California Homeowners Deal with Landslide Aftermath The coastal community of Laguna Beach in southern California is picking up the pieces after Wednesday's landslide that destroyed nearly two dozen homes.
NPR logo

California Homeowners Deal with Landslide Aftermath

  • Download
  • <iframe src="" width="100%" height="290" frameborder="0" scrolling="no" title="NPR embedded audio player">
  • Transcript
California Homeowners Deal with Landslide Aftermath

California Homeowners Deal with Landslide Aftermath

  • Download
  • <iframe src="" width="100%" height="290" frameborder="0" scrolling="no" title="NPR embedded audio player">
  • Transcript


South of Los Angeles, more than 300 residents of a hillside neighborhood have been allowed to return to their homes. On Wednesday, a landslide destroyed part of Bluebird Canyon in Laguna Beach. Emergency workers have tagged the damaged homes. Yellow tags mean people can go in with a police escort, collect what they can and leave. The houses with red tags are just splintered reminders of the cost of hillside living in California. From member station KPCC, Rob Schmitz reports.

ROB SCHMITZ reporting:

The last time Robert Pompayo(ph) and his wife, Donna Marie(ph), were at home, tons of earth carrying 17 of their neighbors' homes rumbled down the hillside towards their house. This time they were escorted by Laguna Beach police and allowed a few minutes to grab life's essentials.

Mr. ROBERT POMPAYO: We don't have any underwear, we don't have any socks, you know, no toothpaste, no toothbrushes, nothing.

SCHMITZ: Pompayo and his wife were lucky; the slide narrowly missed their house. But all the houses around them were yellow- or red-tagged. A yellow tag means you can return to it under supervision during the day. A red tag means you can't go back; it's simply too dangerous.

(Soundbite of gathering)

SCHMITZ: Hours later at City Hall, 200 residents crammed into a stuffy meeting room while a hundred or so more craned their necks outside to peer through the windows. All were there to see when or if they'd be able to return to their homes. City manager Ken Frank explained how secure the area is.

Mr. KEN FRANK (City Manager): The slide is grossly stable at this point in time. There may be some movement, but there doesn't appear to be much movement around the outside.

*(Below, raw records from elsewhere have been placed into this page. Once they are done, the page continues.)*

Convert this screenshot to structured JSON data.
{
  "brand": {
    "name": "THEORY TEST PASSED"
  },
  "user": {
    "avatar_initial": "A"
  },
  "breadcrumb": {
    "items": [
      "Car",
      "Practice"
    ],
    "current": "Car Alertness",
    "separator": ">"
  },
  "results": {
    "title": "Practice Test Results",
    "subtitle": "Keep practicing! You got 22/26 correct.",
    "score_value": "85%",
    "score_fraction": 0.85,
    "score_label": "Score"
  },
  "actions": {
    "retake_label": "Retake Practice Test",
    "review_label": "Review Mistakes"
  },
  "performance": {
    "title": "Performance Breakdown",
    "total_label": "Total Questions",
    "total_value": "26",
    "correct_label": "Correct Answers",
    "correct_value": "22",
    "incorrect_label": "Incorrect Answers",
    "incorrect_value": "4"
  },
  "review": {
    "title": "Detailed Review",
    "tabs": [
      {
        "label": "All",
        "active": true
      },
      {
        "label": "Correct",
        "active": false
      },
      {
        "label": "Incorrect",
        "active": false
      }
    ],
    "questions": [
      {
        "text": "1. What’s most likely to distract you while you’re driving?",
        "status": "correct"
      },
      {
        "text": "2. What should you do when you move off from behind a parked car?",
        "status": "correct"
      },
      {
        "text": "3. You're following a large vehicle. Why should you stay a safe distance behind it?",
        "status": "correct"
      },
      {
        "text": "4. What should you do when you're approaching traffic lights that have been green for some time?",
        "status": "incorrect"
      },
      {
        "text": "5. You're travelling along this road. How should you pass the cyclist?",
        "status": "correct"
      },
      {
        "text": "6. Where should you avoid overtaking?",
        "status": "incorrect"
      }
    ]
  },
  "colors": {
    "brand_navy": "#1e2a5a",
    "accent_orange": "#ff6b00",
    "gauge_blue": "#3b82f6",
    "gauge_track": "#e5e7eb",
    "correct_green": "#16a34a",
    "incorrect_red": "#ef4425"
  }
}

SCHMITZ: Frank told the audience that the residents of 310 houses near the slide will be able to return to their homes, but each resident will have to carry a pass to enter. This system, he said, could last for months. The news wasn't as promising for residents of 48 other households that have been red- or yellow-tagged. Geologists will have several more weeks of work to figure out how the slide occurred and how to reinforce the hillside before these folks will be allowed back.

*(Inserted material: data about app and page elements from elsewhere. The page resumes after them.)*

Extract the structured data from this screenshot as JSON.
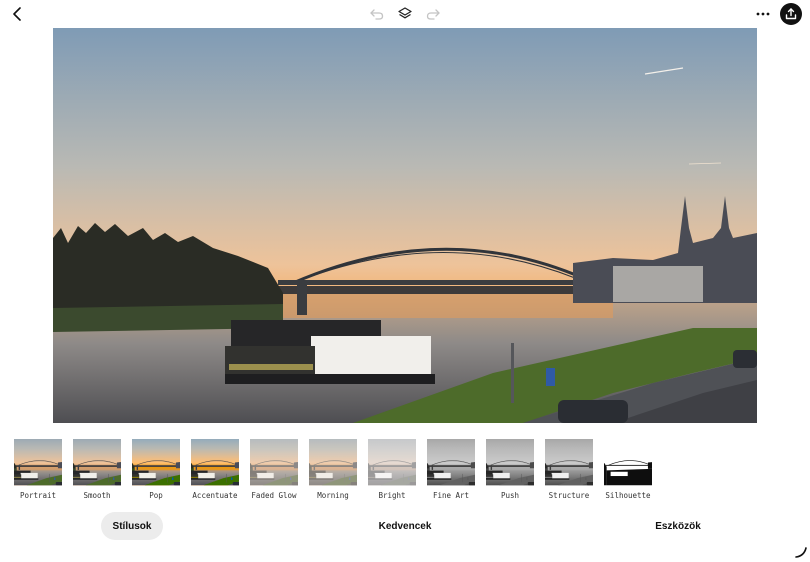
{
  "topbar": {
    "icons": [
      "back-arrow-icon",
      "undo-icon",
      "layers-icon",
      "redo-icon",
      "more-options-icon",
      "share-upload-icon"
    ]
  },
  "photo": {
    "description_icon": "photo-preview"
  },
  "filters": [
    {
      "label": "Portrait",
      "style": "normal"
    },
    {
      "label": "Smooth",
      "style": "normal"
    },
    {
      "label": "Pop",
      "style": "vivid"
    },
    {
      "label": "Accentuate",
      "style": "vivid"
    },
    {
      "label": "Faded Glow",
      "style": "faded"
    },
    {
      "label": "Morning",
      "style": "faded"
    },
    {
      "label": "Bright",
      "style": "bright"
    },
    {
      "label": "Fine Art",
      "style": "bw"
    },
    {
      "label": "Push",
      "style": "bw"
    },
    {
      "label": "Structure",
      "style": "bw"
    },
    {
      "label": "Silhouette",
      "style": "silhouette"
    }
  ],
  "tabs": {
    "styles": "Stílusok",
    "favorites": "Kedvencek",
    "tools": "Eszközök"
  },
  "colors": {
    "sky_top": "#7d98b3",
    "sky_mid": "#e9c7a0",
    "sky_horizon": "#f6a24a",
    "water": "#a9a6a2",
    "accent_active_tab": "#ececec"
  }
}
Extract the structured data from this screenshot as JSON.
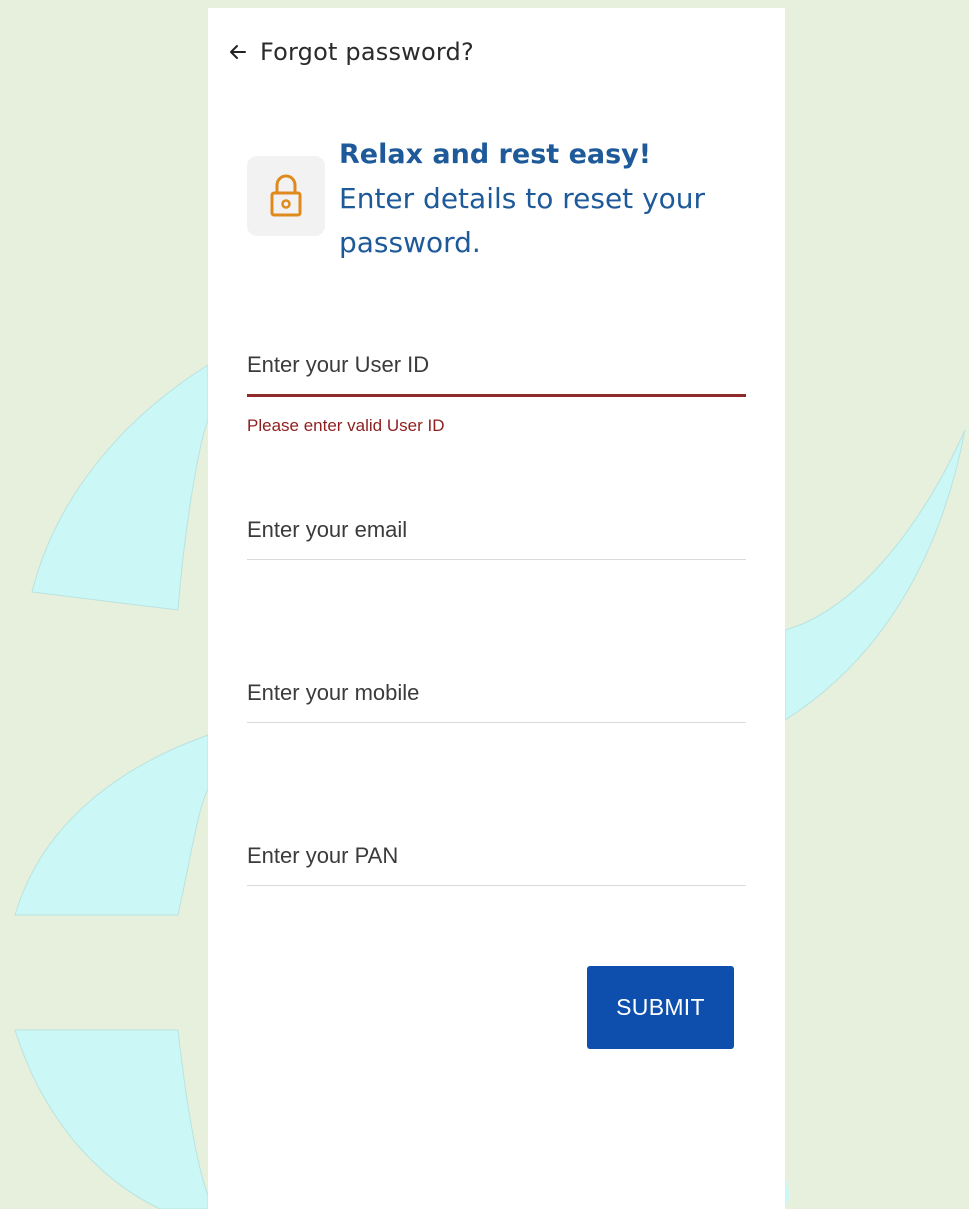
{
  "header": {
    "title": "Forgot password?"
  },
  "hero": {
    "title": "Relax and rest easy!",
    "subtitle": "Enter details to reset your password."
  },
  "form": {
    "user_id": {
      "placeholder": "Enter your User ID",
      "value": "",
      "error": "Please enter valid User ID"
    },
    "email": {
      "placeholder": "Enter your email",
      "value": ""
    },
    "mobile": {
      "placeholder": "Enter your mobile",
      "value": ""
    },
    "pan": {
      "placeholder": "Enter your PAN",
      "value": ""
    }
  },
  "submit_label": "SUBMIT",
  "icons": {
    "back": "arrow-left-icon",
    "lock": "lock-icon"
  },
  "colors": {
    "background": "#e7f0dd",
    "accent_blue": "#0e4fae",
    "hero_text": "#1e5a99",
    "lock_orange": "#e08a1e",
    "error_red": "#8e1f1f",
    "decor_cyan": "#ccf7f7"
  }
}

(Soundbite of siren)

SCHMITZ: Back at the landslide, a utility crew passed what looked like a metal detector over a street directly in front of red-tagged houses. The device is used to locate electrical lines under the pavement. Nearby, the animal control unit was searching damaged homes for abandoned pets.

Unidentified Woman: Careful.

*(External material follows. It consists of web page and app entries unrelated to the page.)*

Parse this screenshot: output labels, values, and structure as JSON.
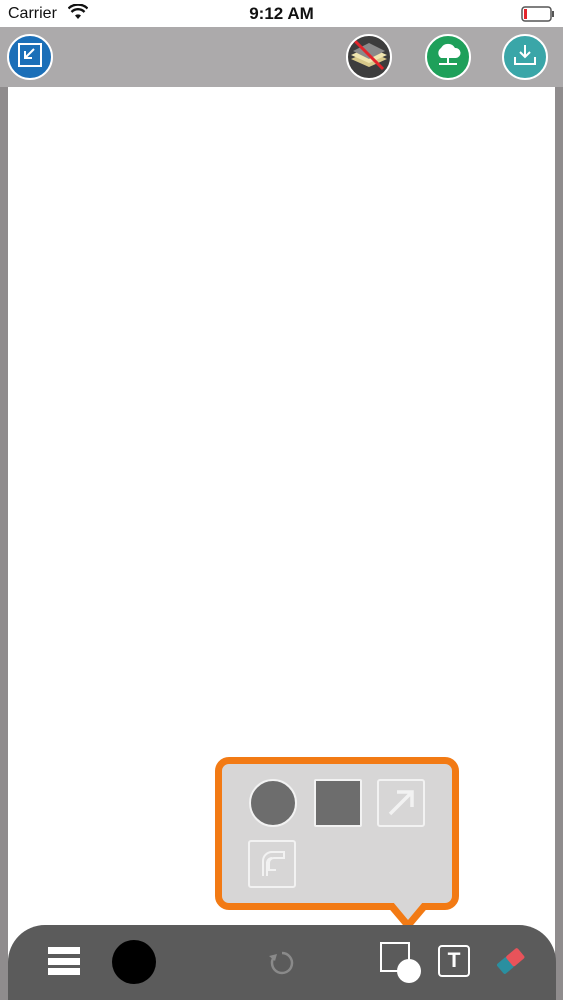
{
  "status_bar": {
    "carrier": "Carrier",
    "time": "9:12 AM"
  },
  "top_bar": {
    "buttons": [
      {
        "icon": "import-icon",
        "color": "#1b6fb8"
      },
      {
        "icon": "layers-hidden-icon",
        "color": "#3d3d3d"
      },
      {
        "icon": "cloud-network-icon",
        "color": "#1ea05a"
      },
      {
        "icon": "download-icon",
        "color": "#3aa6a8"
      }
    ]
  },
  "shape_popup": {
    "accent_color": "#f27a14",
    "options": [
      "circle-shape-icon",
      "square-shape-icon",
      "arrow-shape-icon",
      "freeform-shape-icon"
    ]
  },
  "toolbar": {
    "current_color": "#000000",
    "text_tool_label": "T",
    "tools": [
      "menu-icon",
      "color-swatch",
      "undo-icon",
      "shape-tool-icon",
      "text-tool-icon",
      "eraser-icon"
    ]
  }
}
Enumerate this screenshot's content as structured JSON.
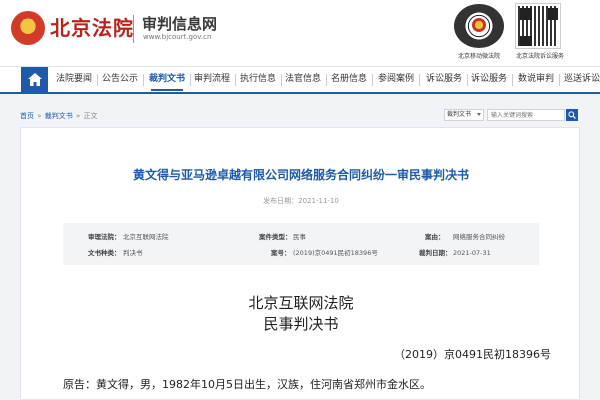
{
  "header": {
    "site_title": "北京法院",
    "subtitle": "审判信息网",
    "url": "www.bjcourt.gov.cn",
    "qr_left_caption": "北京移动微法院",
    "qr_right_caption": "北京法院诉讼服务",
    "emblem_icon": "court-emblem-icon"
  },
  "nav": {
    "home_icon": "home-icon",
    "items": [
      "法院要闻",
      "公告公示",
      "裁判文书",
      "审判流程",
      "执行信息",
      "法官信息",
      "名册信息",
      "参阅案例",
      "诉讼服务",
      "诉讼服务",
      "数说审判",
      "巡送诉讼"
    ],
    "active_index": 2
  },
  "breadcrumb": {
    "home": "首页",
    "sep1": " » ",
    "section": "裁判文书",
    "sep2": " » ",
    "current": "正文"
  },
  "search": {
    "category": "裁判文书",
    "placeholder": "输入关键词搜索",
    "icon": "search-icon"
  },
  "document": {
    "title": "黄文得与亚马逊卓越有限公司网络服务合同纠纷一审民事判决书",
    "published": "发布日期：2021-11-10",
    "meta": {
      "court_label": "审理法院：",
      "court_value": "北京互联网法院",
      "case_type_label": "案件类型：",
      "case_type_value": "民事",
      "cause_label": "案由：",
      "cause_value": "网络服务合同纠纷",
      "doc_type_label": "文书种类：",
      "doc_type_value": "判决书",
      "case_no_label": "案号：",
      "case_no_value": "(2019)京0491民初18396号",
      "date_label": "裁判日期：",
      "date_value": "2021-07-31"
    },
    "court_name": "北京互联网法院",
    "judgment_type": "民事判决书",
    "case_number": "（2019）京0491民初18396号",
    "plaintiff_line": "原告：黄文得，男，1982年10月5日出生，汉族，住河南省郑州市金水区。"
  },
  "colors": {
    "brand_red": "#b5231b",
    "nav_blue": "#1e5aa8",
    "meta_bg": "#f2f4f7"
  }
}
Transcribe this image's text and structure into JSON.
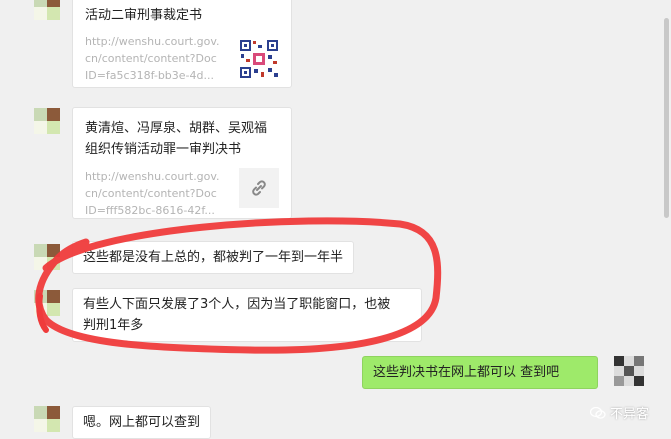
{
  "chat": {
    "messages": [
      {
        "type": "link-card",
        "title": "活动二审刑事裁定书",
        "url": "http://wenshu.court.gov.\ncn/content/content?Doc\nID=fa5c318f-bb3e-4d..."
      },
      {
        "type": "link-card",
        "title": "黄清煊、冯厚泉、胡群、吴观福\n组织传销活动罪一审判决书",
        "url": "http://wenshu.court.gov.\ncn/content/content?Doc\nID=fff582bc-8616-42f..."
      },
      {
        "type": "text",
        "text": "这些都是没有上总的，都被判了一年到一年半"
      },
      {
        "type": "text",
        "text": "有些人下面只发展了3个人，因为当了职能窗口，也被\n判刑1年多"
      },
      {
        "type": "text",
        "from": "me",
        "text": "这些判决书在网上都可以 查到吧"
      },
      {
        "type": "text",
        "text": "嗯。网上都可以查到"
      }
    ]
  },
  "watermark": {
    "text": "不异客"
  },
  "colors": {
    "my_bubble": "#9eea6a",
    "annotation": "#ef3b3b"
  }
}
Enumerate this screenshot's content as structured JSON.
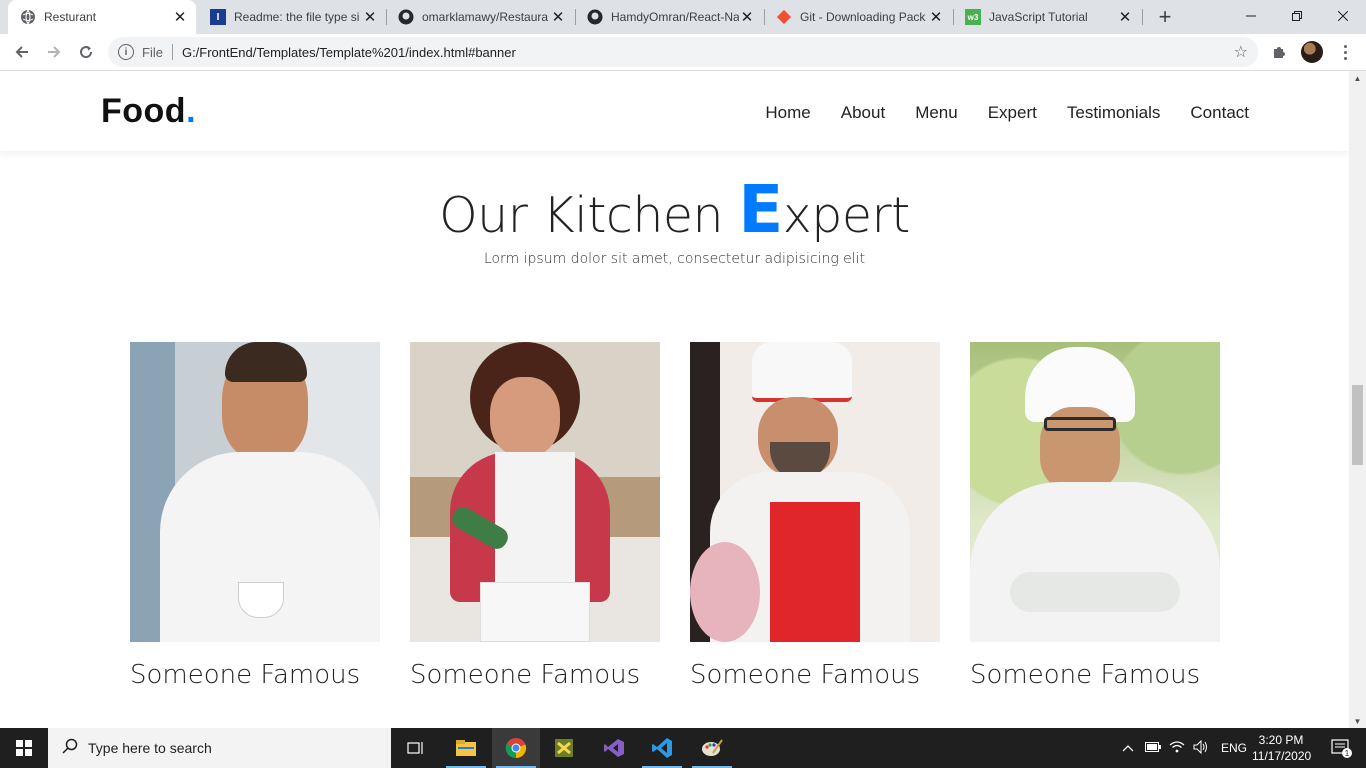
{
  "browser": {
    "tabs": [
      {
        "title": "Resturant",
        "favicon": "globe-icon",
        "active": true
      },
      {
        "title": "Readme: the file type si",
        "favicon": "readme-icon",
        "active": false
      },
      {
        "title": "omarklamawy/Restaura",
        "favicon": "github-icon",
        "active": false
      },
      {
        "title": "HamdyOmran/React-Na",
        "favicon": "github-icon",
        "active": false
      },
      {
        "title": "Git - Downloading Pack",
        "favicon": "git-icon",
        "active": false
      },
      {
        "title": "JavaScript Tutorial",
        "favicon": "w3schools-icon",
        "active": false
      }
    ],
    "new_tab_label": "+",
    "omnibox": {
      "scheme_label": "File",
      "url": "G:/FrontEnd/Templates/Template%201/index.html#banner"
    }
  },
  "site": {
    "brand": "Food",
    "brand_dot": ".",
    "brand_dot_color": "#007bff",
    "nav": [
      "Home",
      "About",
      "Menu",
      "Expert",
      "Testimonials",
      "Contact"
    ],
    "section": {
      "title_before": "Our Kitchen ",
      "title_accent": "E",
      "title_after": "xpert",
      "subtitle": "Lorm ipsum dolor sit amet, consectetur adipisicing elit"
    },
    "experts": [
      {
        "name": "Someone Famous",
        "photo": "chef-holding-cup-photo"
      },
      {
        "name": "Someone Famous",
        "photo": "baker-decorating-photo"
      },
      {
        "name": "Someone Famous",
        "photo": "chef-red-apron-photo"
      },
      {
        "name": "Someone Famous",
        "photo": "chef-arms-crossed-photo"
      }
    ]
  },
  "taskbar": {
    "search_placeholder": "Type here to search",
    "language": "ENG",
    "time": "3:20 PM",
    "date": "11/17/2020",
    "notification_count": "1"
  }
}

SCHMITZ: Down the street, Robert Pompayo and Donna Marie gathered their belongings. Donna Marie says there was some inkling the earth was shifting prior to this slide. About a month ago she and her husband noticed their new patio had separated from their house. She pointed at a 3-inch gap between the two.

Mrs. DONNA MARIE POMPAYO: And this is the area where it's come away from the house, and I just sort of backfilled dirt all along this edge as well. So it has been moving, and if it's been moving, it's been doing it for a little while.

SCHMITZ: Donna and Robert don't have landslide insurance; they can't think of anybody here who does. It's just too expensive, they say. Robert says he doesn't even want to think about how his neighbors are going to deal with their insurance companies. Most of his neighbors, he says, are stressed as it is from the actual landslide.

Mr. POMPAYO: One of our neighbors ran down the hill with one child under each arm with the concrete following her down the hill yesterday. It was absolutely frightening. I mean, I was in Vietnam for 18 months during the heaviest fighting there, and this was just about as scary as anything I went through there.

SCHMITZ: And for many, dealing with the aftermath of this landslide could be almost as scary. But, says Robert Pompayo, everyone got out alive, and that's the most important result. For NPR News, I'm Rob Schmitz.

BLOCK: This is NPR, National Public Radio.

Copyright © 2005 NPR. All rights reserved. Visit our website terms of use and permissions pages at for further information.

NPR transcripts are created on a rush deadline by Verb8tm, Inc., an NPR contractor, and produced using a proprietary transcription process developed with NPR. This text may not be in its final form and may be updated or revised in the future. Accuracy and availability may vary. The authoritative record of NPR’s programming is the audio record.